Finder of Zakynthos ruins refutes natural phenomenon claim
Last month we reported on a study which claimed that the ancient ruins of Zakynthos in Greece are nothing but a natural phenomenon . It was a strange u-turn considering that the Underwater Antiquities Department had announced that the original discovery included huge public buildings, cobblestone paving, bases for pillars and other building materials. We raised a question about whether this new study was authentic or whether there were attempts to suppress the original findings. So we asked the man who first found the site, Pavlos Voutos, to share his perspective.
About 25 years ago, I started diving in the clear blue waters of Zakynthos. Many times I passed through the water seeing small broken pieces of ceramics and I asked myself where they were from. I thought that maybe there was something buried in the sand. I believed that there was definitely something ancient around the area that deserved more investigation. For many years I didn’t find any other clues to prove this.
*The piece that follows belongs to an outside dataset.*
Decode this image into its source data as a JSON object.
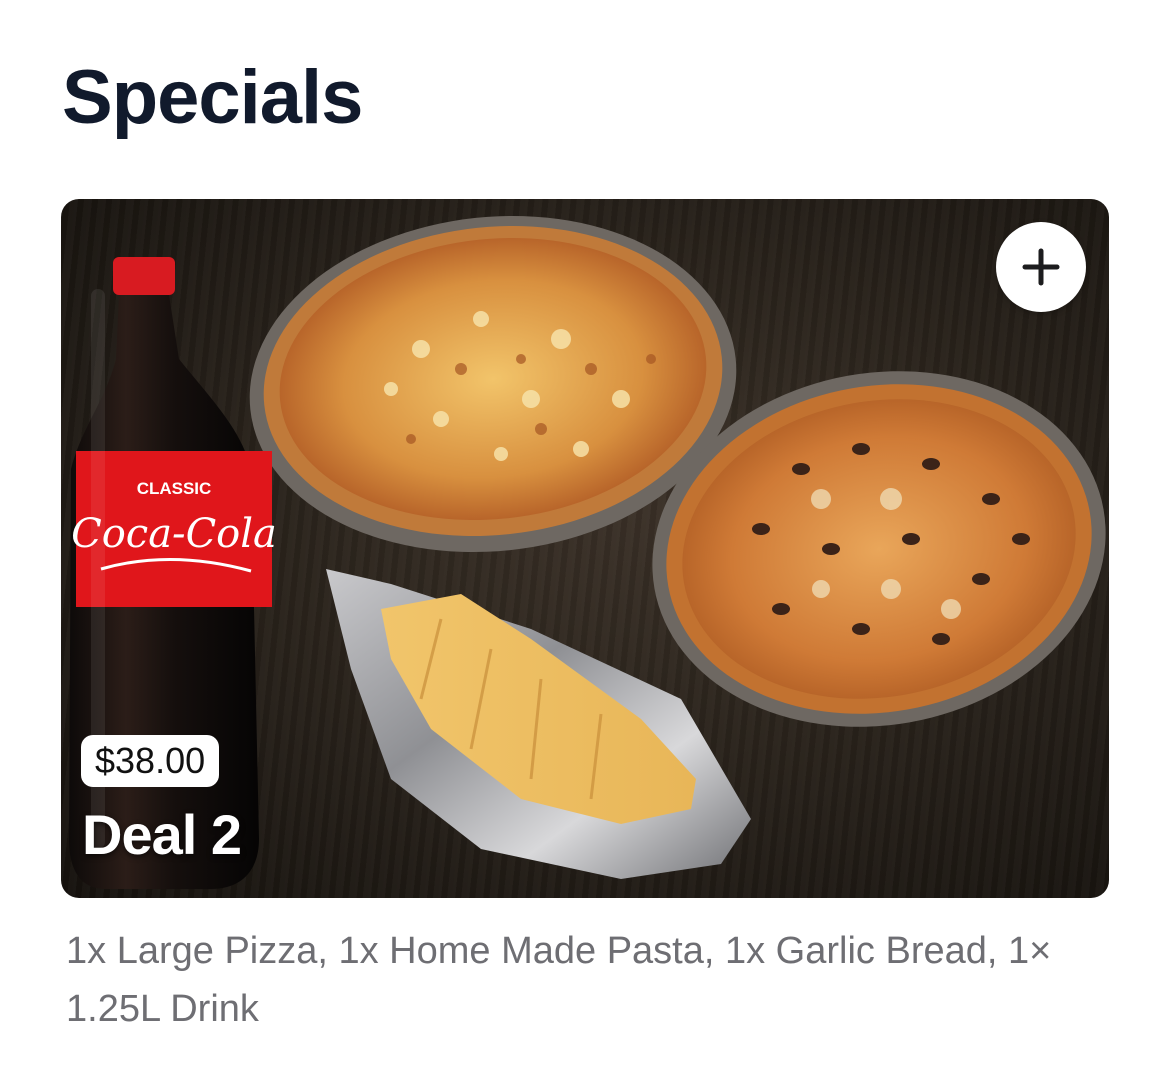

My love for the sea made me buy an underwater camera to start taking photographs of my diving excursions. It was then that the secret was revealed to my eyes. One day, I photographed some small colourful fish and later, when I was looking at the photographs on my computer, I realised that some of the stones behind the fish had shapes and lines that looked man made.
After searching a little bit better in a place with bad visibility, which I had previously avoided, I found the rest of the stones, round bases of columns, small columns, mill stones, huge square-shaped stones, shaped eaves (even today we still use them in stone buildings above windows and doors), and three rows which look like paths and are completely straight. Each row is about 200 meters long and two of them are completely parallel. I realized that many fishermen with nets had been in the area and caught Amphora but no one knew what was down there.
Then started my adventure with the authorities, who neither believed me nor cared. So I decided to upload some photographs on Google earth. After a couple of years, the Vice Mayor of Zakynthos discovered them and called me to meet, and to show and tell him more. Everyone in that meeting was impressed and immediately decided to call the underwater archeologists. They came after about a month and we met in front of a committee of about fifteen people. They saw the photographs and they spoke about the clear indications that they were ancient ruins.
Over the next few days we returned to the area for diving. The archaeologists were very excited and they talked about a big ancient building of significance. On that dive they took out a round stone with a hole in it and, after examining it, concluded that it was a mill stone. They then returned it to where it was found. They also did a couple of dives on their own and gave us another appointment to come back in October 2013 to do a more complete research. They made an official announcement of the finding on the Ministry of Culture website using my photographs and describing the stones and rows as indicative of ancient ruins. The Director of the Underwater Archeology Department was interviewed on the government’s National TV channel showing my photographs (without naming them as mine). They hid my identity, even when asked by the reporters.
When they came back in October, the atmosphere had completely changed. The archaeologists and rest of the team seemed uninterested, stressed and upset with everything and everybody. In June, they had told us that they would bring a group of diving scientists, archeologists, topographers, architects, geologist and an artist to make the underwater map of the area. Instead only one of the archeologist divers and three escort divers came to re-examine the area. That was surprising to me. They also complained to us that we had given a lot of publicity to the finds, however it was them that made the announcement on National TV.
During the dive in October, they didn’t want anyone to go close to them, not even me, and they specifically mentioned that they didn’t want any reporters there. After a few days of diving and before the geologists came, a local fisherman brought a piece of ancient stone which he had caught in his nets in the area. He broke it in front of them shouting to go away because it’s a geological phenomenon and it’s not their business to be there.
The geologists that came were not divers and did not see the site as it was under the water, so they could not see the context or positioning of the stones and rows. They were given specific and targeted specimens by the archeologists and even before they took the specimens to the laboratory to conduct an examination, they had already announced to the media that it was a unique geological phenomenon.
The whole announcement, you have already read through the media and if anyone wants to read more and see all the photos, you can visit my Facebook Page . It’s very important for people to share their opinions, comments and ideas about the whole matter. Any help and support is very welcome and grateful. I am very worried about the future of this mysterious place.
I also want to mention that for the 180 degree turn of the Greek government, I can only assume a number of different possibilities. First of all, a big piece of the find lies under a little harbour and a few people may be afraid about the future of the harbour. Secondly, the whole area is full of ancient finds, tombs, myths and places named after Odysseus of Ithica and some people might be afraid for their land, houses and businesses. Finally, as everybody knows, Greece is a bankrupt country and is controlled completely by the Troika and IMF. I believe that some of the bureaucrats and politicians would not like the money spent on a very expensive underwater expedition.
I think if these mysterious stones are ancient, they deserve a more thorough investigation and to be treated as the valuable items that they are.